FeatheredQuillBookReviews More than 1 year ago
Originally published in 1995, this new, expanded edition of Baseball's Best Short Stories includes eight new short stories for a total of 34 tales centered around America's Favorite Pastime. So popular was the original edition, that is sprouted a series of "Best Short Stories" books from all areas of the sports world. After reading this fun, entertaining book, it will be quite apparent why the series has been so popular to sports fans. The various stories in Baseball's Best Short Stories, written between 1888 to 2008, were all first published in other publications, from Sports Illustrated to The New Yorker. Authors range from those recognizable by sports efficiandos such as George Plimpton to others famous for other writings such as Garrison Keillor and Zane Grey. The editor has done an excellent job of selecting a well-rounded variety of stories to highlight in this book and you'll find everything from inspiring, to funny, to goofy and yes, even sad tales within its pages. Bullet in the Brain by Tobia Wolff is one of the new stories added to this expanded collection. It's the tale of not baseball, but rather a bank robbery. A very cranky book critic, Anders, is stuck in a long line at the bank when two robbers come in to make their fortune. Anders and one of the robbers come to blows and yes, baseball does seep into the story, in a very tragic, yet beautiful way where one can smell the freshly mowed grass and see the sun slowly setting on several boys playing ball. One of my favorite stories in this collection was Who's On First by Lloyd Biggle Jr. and no, it's not based on the Abbott and Costello routine. It is a very funny, slightly bizarre tale of Muko Zilo, an escapee from the Juvenile Rehabilitation Center on the planet of Philoy, Raff III, Sector 1311 (at least I think it's a planet!). Zilo is about as wide as he is tall (although he isn't very tall) and he just happens to LOVE baseball and is a pretty good player to boot. Of course, there are also plenty of realistic stories such as Smoke by Michael Chabon about Matt Magee, an aging pitcher who attends the team's catcher's funeral. Attending the funeral causes Magee to re-examine his own life, much of it in the context of baseball. Like Smoke, many of the stories in this anthology trigger a wide range of emotions and will undoubetedly bring back fond memories for the reader.
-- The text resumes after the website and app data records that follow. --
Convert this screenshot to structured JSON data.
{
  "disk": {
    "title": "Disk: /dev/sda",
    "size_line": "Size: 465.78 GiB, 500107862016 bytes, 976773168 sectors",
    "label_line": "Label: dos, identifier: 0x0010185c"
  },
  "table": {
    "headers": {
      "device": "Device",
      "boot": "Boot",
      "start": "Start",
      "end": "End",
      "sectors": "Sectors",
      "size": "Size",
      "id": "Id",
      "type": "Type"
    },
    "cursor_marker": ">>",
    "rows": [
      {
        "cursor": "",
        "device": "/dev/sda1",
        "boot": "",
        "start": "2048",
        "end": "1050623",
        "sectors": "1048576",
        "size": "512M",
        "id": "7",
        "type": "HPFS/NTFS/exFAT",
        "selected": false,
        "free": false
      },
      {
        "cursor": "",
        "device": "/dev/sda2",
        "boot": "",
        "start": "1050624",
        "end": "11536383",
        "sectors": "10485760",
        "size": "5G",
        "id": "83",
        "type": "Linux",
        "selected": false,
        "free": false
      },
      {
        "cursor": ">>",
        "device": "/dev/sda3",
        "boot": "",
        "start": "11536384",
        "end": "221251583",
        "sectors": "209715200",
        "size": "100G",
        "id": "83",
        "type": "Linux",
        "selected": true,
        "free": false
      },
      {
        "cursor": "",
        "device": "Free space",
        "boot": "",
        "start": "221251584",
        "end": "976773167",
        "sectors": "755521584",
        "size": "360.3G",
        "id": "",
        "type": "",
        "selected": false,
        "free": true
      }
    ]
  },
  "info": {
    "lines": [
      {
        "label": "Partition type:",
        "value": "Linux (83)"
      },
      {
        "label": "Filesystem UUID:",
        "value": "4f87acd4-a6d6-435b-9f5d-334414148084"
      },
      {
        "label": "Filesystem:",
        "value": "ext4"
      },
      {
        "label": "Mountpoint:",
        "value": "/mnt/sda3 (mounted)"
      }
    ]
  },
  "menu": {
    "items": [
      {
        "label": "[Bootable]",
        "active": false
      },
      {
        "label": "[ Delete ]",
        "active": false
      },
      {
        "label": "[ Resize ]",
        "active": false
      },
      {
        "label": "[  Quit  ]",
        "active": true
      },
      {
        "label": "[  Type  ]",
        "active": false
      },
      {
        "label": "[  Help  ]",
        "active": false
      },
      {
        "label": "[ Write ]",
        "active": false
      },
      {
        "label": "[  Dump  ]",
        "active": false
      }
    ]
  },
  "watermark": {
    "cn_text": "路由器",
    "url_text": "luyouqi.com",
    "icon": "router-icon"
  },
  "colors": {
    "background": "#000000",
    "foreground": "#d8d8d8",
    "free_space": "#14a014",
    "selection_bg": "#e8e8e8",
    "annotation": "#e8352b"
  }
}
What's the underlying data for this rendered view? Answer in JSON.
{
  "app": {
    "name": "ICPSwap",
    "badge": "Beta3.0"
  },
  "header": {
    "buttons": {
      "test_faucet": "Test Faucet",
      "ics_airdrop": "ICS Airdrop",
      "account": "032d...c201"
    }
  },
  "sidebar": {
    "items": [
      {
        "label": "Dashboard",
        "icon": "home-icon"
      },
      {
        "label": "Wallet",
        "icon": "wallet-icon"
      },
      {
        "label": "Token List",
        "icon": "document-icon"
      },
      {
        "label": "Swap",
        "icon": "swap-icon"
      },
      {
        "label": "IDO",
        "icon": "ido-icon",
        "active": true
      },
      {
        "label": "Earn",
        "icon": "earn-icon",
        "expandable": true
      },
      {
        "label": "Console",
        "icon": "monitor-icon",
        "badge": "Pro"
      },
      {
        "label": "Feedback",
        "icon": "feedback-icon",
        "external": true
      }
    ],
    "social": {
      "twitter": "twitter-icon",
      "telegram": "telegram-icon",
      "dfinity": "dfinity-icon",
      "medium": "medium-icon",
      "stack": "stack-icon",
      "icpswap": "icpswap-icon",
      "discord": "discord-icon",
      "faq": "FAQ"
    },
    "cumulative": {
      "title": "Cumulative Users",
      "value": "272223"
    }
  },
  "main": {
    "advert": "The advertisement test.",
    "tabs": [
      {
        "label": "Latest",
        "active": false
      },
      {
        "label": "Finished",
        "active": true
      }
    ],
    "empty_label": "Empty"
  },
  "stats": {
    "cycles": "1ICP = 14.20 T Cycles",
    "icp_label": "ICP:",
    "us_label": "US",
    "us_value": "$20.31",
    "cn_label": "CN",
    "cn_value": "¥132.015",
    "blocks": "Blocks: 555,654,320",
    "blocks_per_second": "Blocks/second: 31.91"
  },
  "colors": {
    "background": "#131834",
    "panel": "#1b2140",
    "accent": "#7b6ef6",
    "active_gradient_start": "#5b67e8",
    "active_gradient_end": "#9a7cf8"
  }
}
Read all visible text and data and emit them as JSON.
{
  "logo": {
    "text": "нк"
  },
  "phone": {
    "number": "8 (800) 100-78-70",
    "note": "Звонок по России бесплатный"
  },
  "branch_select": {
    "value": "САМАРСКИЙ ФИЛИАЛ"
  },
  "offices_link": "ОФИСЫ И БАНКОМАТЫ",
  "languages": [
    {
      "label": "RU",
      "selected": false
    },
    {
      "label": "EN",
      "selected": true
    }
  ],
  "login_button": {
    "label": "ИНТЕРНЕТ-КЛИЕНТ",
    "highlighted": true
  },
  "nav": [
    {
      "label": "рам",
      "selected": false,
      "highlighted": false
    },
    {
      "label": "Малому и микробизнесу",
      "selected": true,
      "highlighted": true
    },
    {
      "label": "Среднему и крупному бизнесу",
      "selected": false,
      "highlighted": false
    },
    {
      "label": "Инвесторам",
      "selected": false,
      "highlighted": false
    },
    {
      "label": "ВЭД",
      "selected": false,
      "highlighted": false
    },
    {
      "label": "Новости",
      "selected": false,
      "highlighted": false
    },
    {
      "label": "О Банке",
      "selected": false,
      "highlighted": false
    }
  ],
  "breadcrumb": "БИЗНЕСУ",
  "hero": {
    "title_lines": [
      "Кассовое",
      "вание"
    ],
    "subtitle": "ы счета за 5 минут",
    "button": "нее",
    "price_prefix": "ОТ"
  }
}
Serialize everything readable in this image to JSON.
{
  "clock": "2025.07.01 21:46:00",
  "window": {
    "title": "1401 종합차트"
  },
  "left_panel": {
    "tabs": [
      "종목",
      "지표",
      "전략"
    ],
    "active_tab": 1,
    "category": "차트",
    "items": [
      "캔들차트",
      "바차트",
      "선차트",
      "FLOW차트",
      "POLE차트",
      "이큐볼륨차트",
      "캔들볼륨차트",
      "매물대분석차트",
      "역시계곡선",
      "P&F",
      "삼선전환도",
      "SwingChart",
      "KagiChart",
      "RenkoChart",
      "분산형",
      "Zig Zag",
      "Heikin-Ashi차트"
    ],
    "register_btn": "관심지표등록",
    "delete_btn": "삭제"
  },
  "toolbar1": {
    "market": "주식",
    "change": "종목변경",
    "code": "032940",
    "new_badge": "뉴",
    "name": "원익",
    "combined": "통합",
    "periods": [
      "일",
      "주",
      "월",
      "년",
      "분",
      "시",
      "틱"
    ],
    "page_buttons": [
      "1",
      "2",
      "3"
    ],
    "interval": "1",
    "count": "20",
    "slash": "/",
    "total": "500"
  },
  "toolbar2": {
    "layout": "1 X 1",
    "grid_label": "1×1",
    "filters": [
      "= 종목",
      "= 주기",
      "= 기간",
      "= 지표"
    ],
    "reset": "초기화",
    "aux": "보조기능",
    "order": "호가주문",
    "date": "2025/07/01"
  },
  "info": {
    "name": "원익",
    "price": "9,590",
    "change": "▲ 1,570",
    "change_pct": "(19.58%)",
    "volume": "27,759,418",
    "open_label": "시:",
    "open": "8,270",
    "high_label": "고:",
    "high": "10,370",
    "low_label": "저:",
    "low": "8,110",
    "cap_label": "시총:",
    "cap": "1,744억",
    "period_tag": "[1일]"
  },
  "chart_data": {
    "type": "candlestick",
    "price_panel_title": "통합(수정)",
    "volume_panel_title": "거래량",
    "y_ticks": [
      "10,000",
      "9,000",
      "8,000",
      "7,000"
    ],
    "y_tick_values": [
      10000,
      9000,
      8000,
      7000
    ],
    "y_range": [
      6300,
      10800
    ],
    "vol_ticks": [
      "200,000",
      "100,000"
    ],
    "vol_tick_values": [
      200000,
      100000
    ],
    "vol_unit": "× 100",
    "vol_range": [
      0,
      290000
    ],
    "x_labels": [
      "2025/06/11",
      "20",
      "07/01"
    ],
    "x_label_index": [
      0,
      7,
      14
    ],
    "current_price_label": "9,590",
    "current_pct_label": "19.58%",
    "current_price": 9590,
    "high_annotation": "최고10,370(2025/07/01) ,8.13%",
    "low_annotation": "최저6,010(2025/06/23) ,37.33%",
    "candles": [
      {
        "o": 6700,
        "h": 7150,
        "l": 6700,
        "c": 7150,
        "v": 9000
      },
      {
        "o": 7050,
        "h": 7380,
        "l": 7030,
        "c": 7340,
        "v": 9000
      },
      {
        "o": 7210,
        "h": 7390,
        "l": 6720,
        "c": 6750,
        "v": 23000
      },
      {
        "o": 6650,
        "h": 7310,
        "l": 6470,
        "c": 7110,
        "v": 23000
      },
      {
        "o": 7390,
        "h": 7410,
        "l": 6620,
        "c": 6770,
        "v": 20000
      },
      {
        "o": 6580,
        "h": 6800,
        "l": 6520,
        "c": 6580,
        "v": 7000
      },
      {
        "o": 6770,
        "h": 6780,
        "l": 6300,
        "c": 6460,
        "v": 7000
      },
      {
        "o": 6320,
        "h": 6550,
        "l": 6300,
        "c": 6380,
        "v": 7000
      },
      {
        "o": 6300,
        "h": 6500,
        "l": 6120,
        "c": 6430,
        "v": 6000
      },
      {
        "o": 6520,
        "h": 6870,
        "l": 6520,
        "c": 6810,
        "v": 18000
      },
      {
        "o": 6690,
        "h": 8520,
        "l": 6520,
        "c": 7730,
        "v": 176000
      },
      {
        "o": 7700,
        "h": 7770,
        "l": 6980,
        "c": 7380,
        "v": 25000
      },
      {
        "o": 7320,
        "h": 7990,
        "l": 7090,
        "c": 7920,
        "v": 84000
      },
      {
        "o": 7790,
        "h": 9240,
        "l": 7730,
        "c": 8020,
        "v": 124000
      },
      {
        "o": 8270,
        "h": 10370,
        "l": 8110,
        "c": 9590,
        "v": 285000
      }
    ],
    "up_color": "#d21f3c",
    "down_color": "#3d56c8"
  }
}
Quill says: Lots of baseball talk, lots of baseball action - this book is the perfect leisurely read for the baseball fan. As the editor noted in the Preface, "Batter Up!" and enjoy.